Ward 9 and 10 race heats up as Mountain mom joins three-way contest
By Richard Leitner, News Staff
Jeff Beattie’s bid to become Stoney Creek’s new public school trustee continues a family tradition of sorts.
His dad, Stewart, served on the former Wentworth County school board from 1982 to 1994, while his granddad, George Smith, was a trustee in the 1960s.
“It was influential, as I was growing up, to see what they were doing and how much they enjoyed it,” said Beattie, 38, whose mom, Georgina, also served on Stoney Creek council for a term. “That definitely plays into my wanting to do it.”
The Orchard Park Secondary School grad, who runs his family’s Winona Gardens nursery, is one of three candidates registered for the Oct. 27 trustee election.
He joins Binbrook resident Greg Sinasac, who signed up in March, and central Mountain parent Stefanie Shiels, who registered Aug. 20.
Incumbent Shirley Glauser, an Ancaster resident appointed to fill the vacancy left by the sudden death of Robert Barlow last year, isn’t running.
“I think it’s important that somebody from Stoney Creek represents Stoney Creek,” said Beattie, two of whose four children attend Winona Elementary School.
“I think I know what parents are going through on a day-to-day basis, both the successes and failures, and I think I can appreciate from a parent’s perspective how important the education of our children is but also how complicated it can be,” he said.
“I definitely want to help make things less complicated wherever I can.”
Shiels, 41, said she’s running in Stoney Creek because it’s scheduled to undergo a school-closure study, or ARC, and she’s gained valuable insight from her involvement in a central Mountain review that will shutter three elementary schools there next June.
Collegiate Avenue, Eastdale, Green Acres, Memorial, Mountain View and R.L. Hyslop schools are set for a similar ARC next fall to address some 240 empty seats.
“I feel I have a big contribution to make in how that ARC happens and in reducing the impact and how many schools have to close,” said Shiels, who worked with other parents to fend off an initial staff proposal to close Queensdale, the school her three children attend.

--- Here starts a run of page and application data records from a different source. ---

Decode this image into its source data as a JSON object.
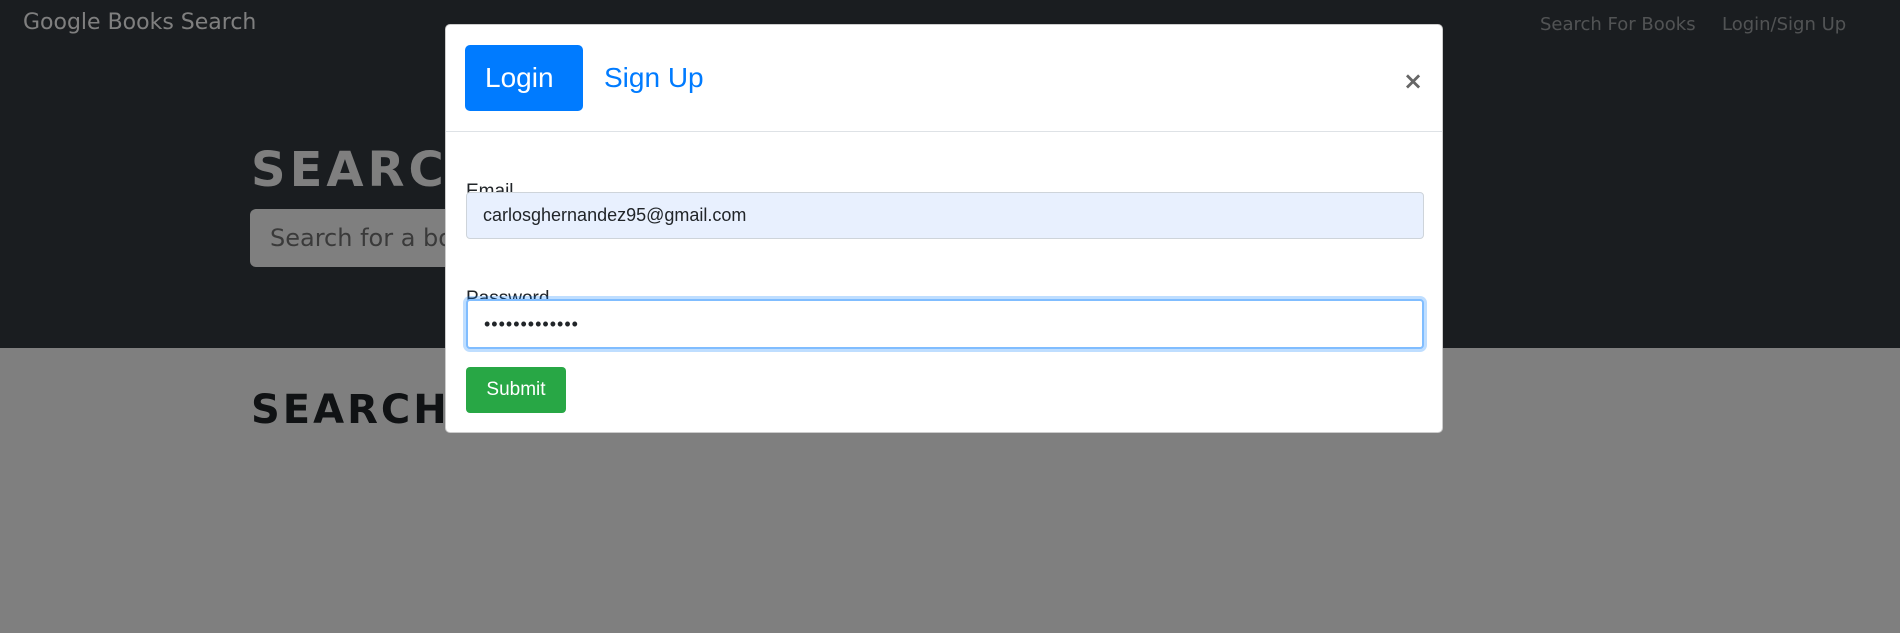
{
  "navbar": {
    "brand": "Google Books Search",
    "links": [
      {
        "label": "Search For Books"
      },
      {
        "label": "Login/Sign Up"
      }
    ]
  },
  "hero": {
    "title": "SEARCH FOR BOOKS!",
    "search_placeholder": "Search for a book"
  },
  "results": {
    "title": "SEARCH FOR A BOOK TO BEGIN"
  },
  "modal": {
    "tabs": [
      {
        "label": "Login",
        "active": true
      },
      {
        "label": "Sign Up",
        "active": false
      }
    ],
    "close_label": "×",
    "email": {
      "label": "Email",
      "value": "carlosghernandez95@gmail.com"
    },
    "password": {
      "label": "Password",
      "value": "•••••••••••••"
    },
    "submit_label": "Submit"
  },
  "colors": {
    "dark_bg": "#343a40",
    "primary": "#007bff",
    "success": "#28a745",
    "autofill": "#e8f0fe"
  }
}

“The ARC process is very, very difficult and a newly elected trustee without any real ARC experience could very easily be overwhelmed by all the events that will be taking place.”
An assistant manager at Costco, Shiels said school closures are being driven by several factors, including the use of inaccurate capacity and enrolment data she believes results in the board getting less provincial funding than it should.
“I don’t believe we’ve done enough to make sure all of the data is accurate to make sure the decisions are actually necessary,” she said, calling closures “a last resort.”
Beattie said he will fight to keep schools open, but if that’s not possible “we need to end up with something better.”
“We’ll need school renewal, we need newer buildings, new infrastructure, because some of the schools, they’re 60, 70 years old and we could definitely use some physical improvements to the educational environment,” he said. “Maybe this is the opportunity to do that.”
Sinasac, who was recently endorsed by the Hamilton District Labour Council, told the Stoney Creek News in April that he entered the race because he’s unhappy with the push for school closures.
The St. Jean de Brebeuf grad and general contractor said he’d like to focus on winning students back to the system to help fill some of the 5,000-plus empty seats that are driving ARCs.
“I can’t guarantee all of those spaces (would be filled), but definitely I believe the actions of the school board currently have led to families and students leaving the public school system,” he said.
“The other big way to keep the schools open is to negotiate with the Ministry of Education for a funding policy that respects and that leads to renovations and upkeep of current neighbourhood schools.”